* Records for the exercise
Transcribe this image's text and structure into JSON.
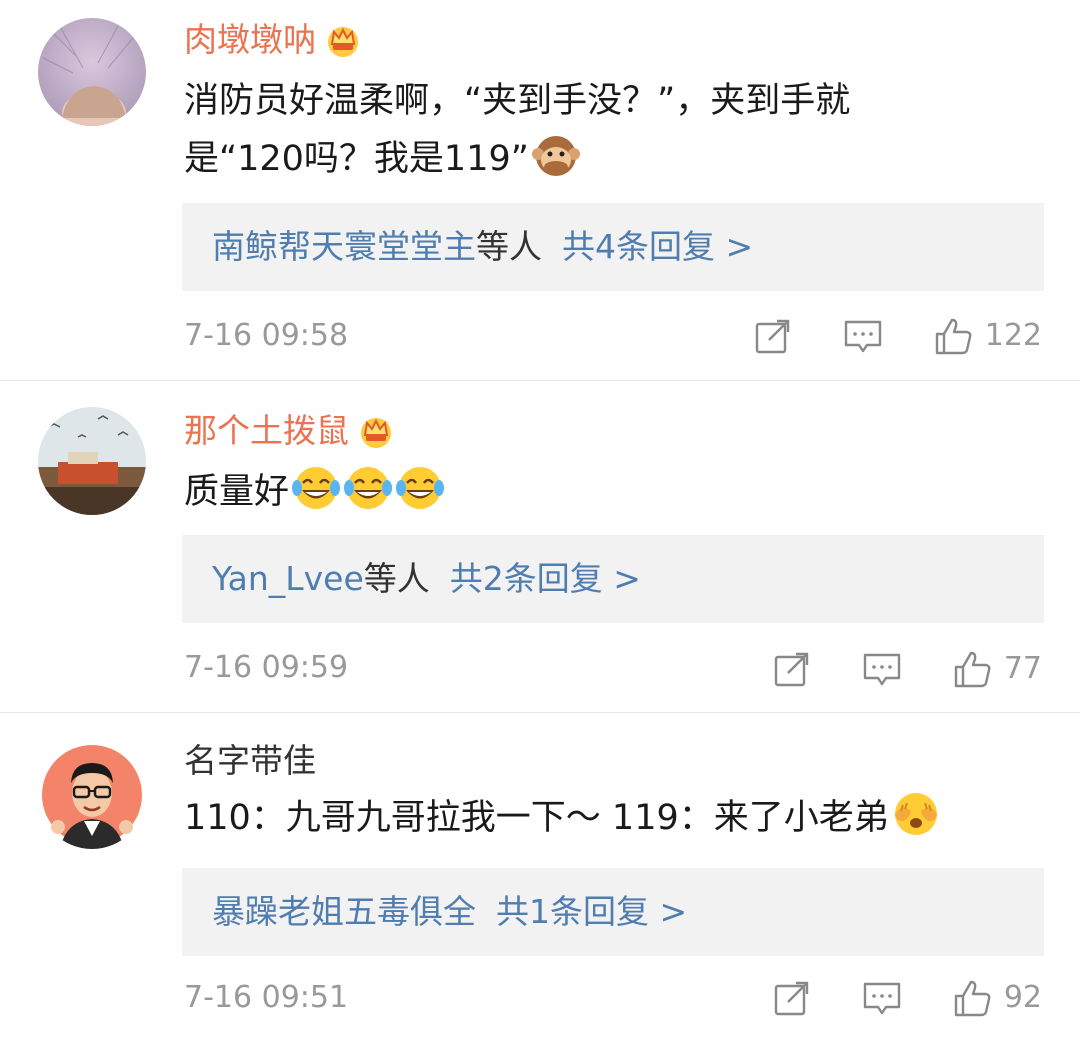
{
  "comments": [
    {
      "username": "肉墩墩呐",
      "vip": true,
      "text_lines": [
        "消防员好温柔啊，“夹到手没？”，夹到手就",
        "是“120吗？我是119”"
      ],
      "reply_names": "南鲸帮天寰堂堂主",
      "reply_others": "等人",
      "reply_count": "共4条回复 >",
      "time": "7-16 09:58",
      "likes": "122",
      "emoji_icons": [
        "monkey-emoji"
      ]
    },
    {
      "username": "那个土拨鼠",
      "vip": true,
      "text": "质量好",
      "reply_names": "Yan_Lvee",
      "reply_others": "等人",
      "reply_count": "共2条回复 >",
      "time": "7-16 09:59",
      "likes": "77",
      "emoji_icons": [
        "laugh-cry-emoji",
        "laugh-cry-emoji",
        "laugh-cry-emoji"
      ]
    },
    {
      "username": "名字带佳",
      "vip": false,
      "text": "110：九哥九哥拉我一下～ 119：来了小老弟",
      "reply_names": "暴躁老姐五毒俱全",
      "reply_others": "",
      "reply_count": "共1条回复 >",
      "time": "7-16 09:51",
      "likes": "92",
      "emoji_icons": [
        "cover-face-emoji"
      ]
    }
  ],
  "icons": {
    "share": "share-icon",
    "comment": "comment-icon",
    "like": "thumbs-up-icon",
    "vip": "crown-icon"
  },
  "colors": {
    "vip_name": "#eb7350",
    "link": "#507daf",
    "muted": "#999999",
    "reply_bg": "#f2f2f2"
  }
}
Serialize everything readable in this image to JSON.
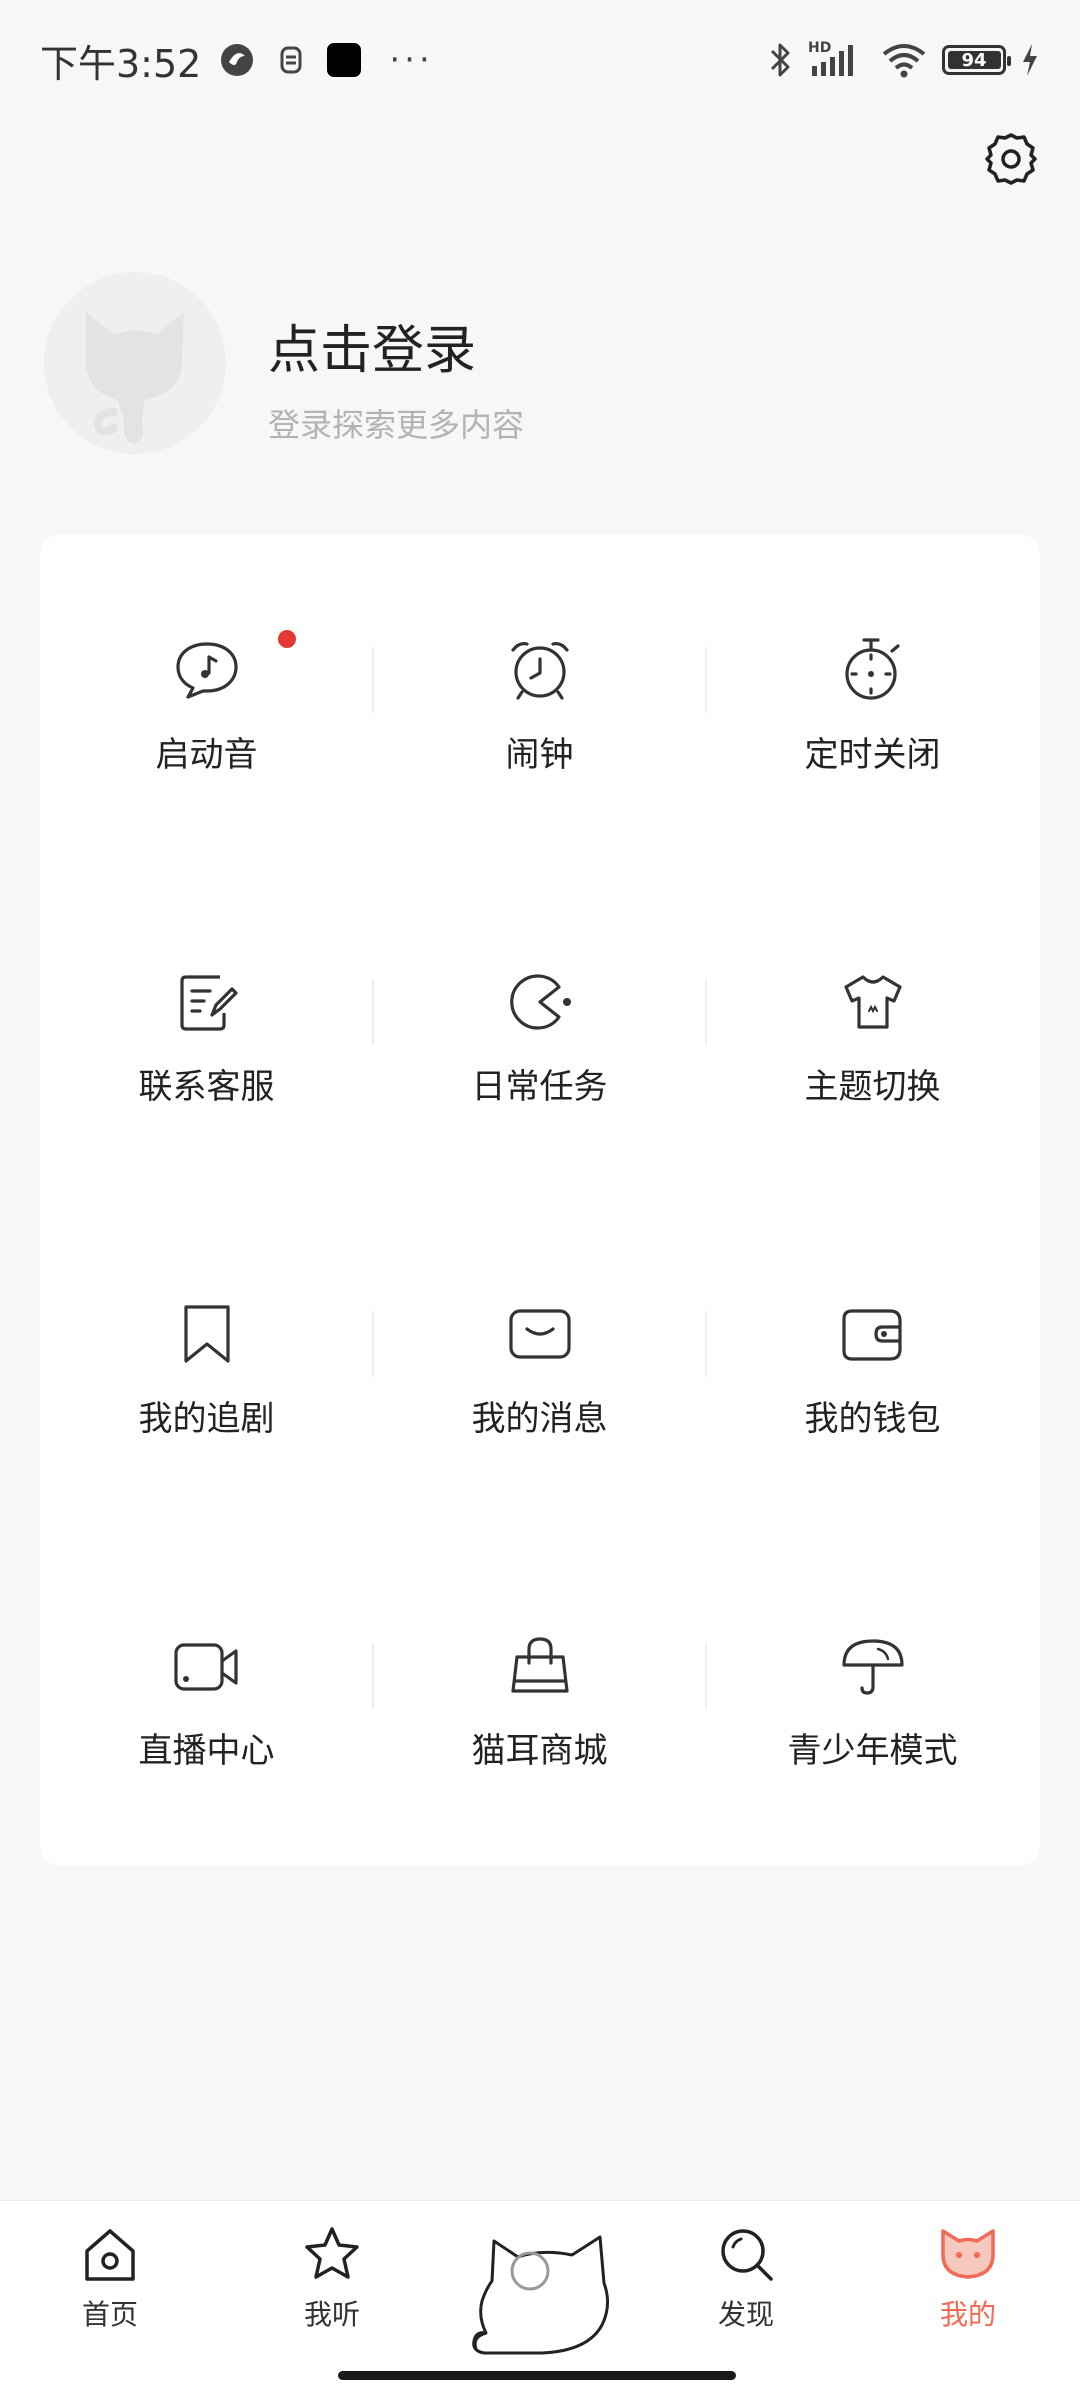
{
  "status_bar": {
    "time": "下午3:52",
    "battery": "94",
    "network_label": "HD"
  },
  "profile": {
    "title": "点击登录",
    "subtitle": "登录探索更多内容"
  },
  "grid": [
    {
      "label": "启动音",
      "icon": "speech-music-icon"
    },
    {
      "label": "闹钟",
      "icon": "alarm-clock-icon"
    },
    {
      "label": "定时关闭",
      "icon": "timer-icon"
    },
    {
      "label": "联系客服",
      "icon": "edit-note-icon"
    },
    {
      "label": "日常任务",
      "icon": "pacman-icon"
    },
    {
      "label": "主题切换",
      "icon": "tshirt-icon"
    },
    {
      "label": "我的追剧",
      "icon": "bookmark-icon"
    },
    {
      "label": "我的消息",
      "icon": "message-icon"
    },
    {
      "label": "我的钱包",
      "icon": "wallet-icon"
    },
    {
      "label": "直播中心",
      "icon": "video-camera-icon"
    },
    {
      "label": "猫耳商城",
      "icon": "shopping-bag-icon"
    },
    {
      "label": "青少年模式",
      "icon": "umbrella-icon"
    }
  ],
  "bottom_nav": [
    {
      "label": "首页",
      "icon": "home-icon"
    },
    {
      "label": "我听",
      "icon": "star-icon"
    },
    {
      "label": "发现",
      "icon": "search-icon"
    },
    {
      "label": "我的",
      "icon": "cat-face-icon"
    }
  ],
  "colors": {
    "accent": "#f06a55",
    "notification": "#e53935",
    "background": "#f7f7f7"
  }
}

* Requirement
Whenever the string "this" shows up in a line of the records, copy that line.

* Task solution
Transcribe this image's text and structure into JSON.
Serialize everything readable in this image to JSON.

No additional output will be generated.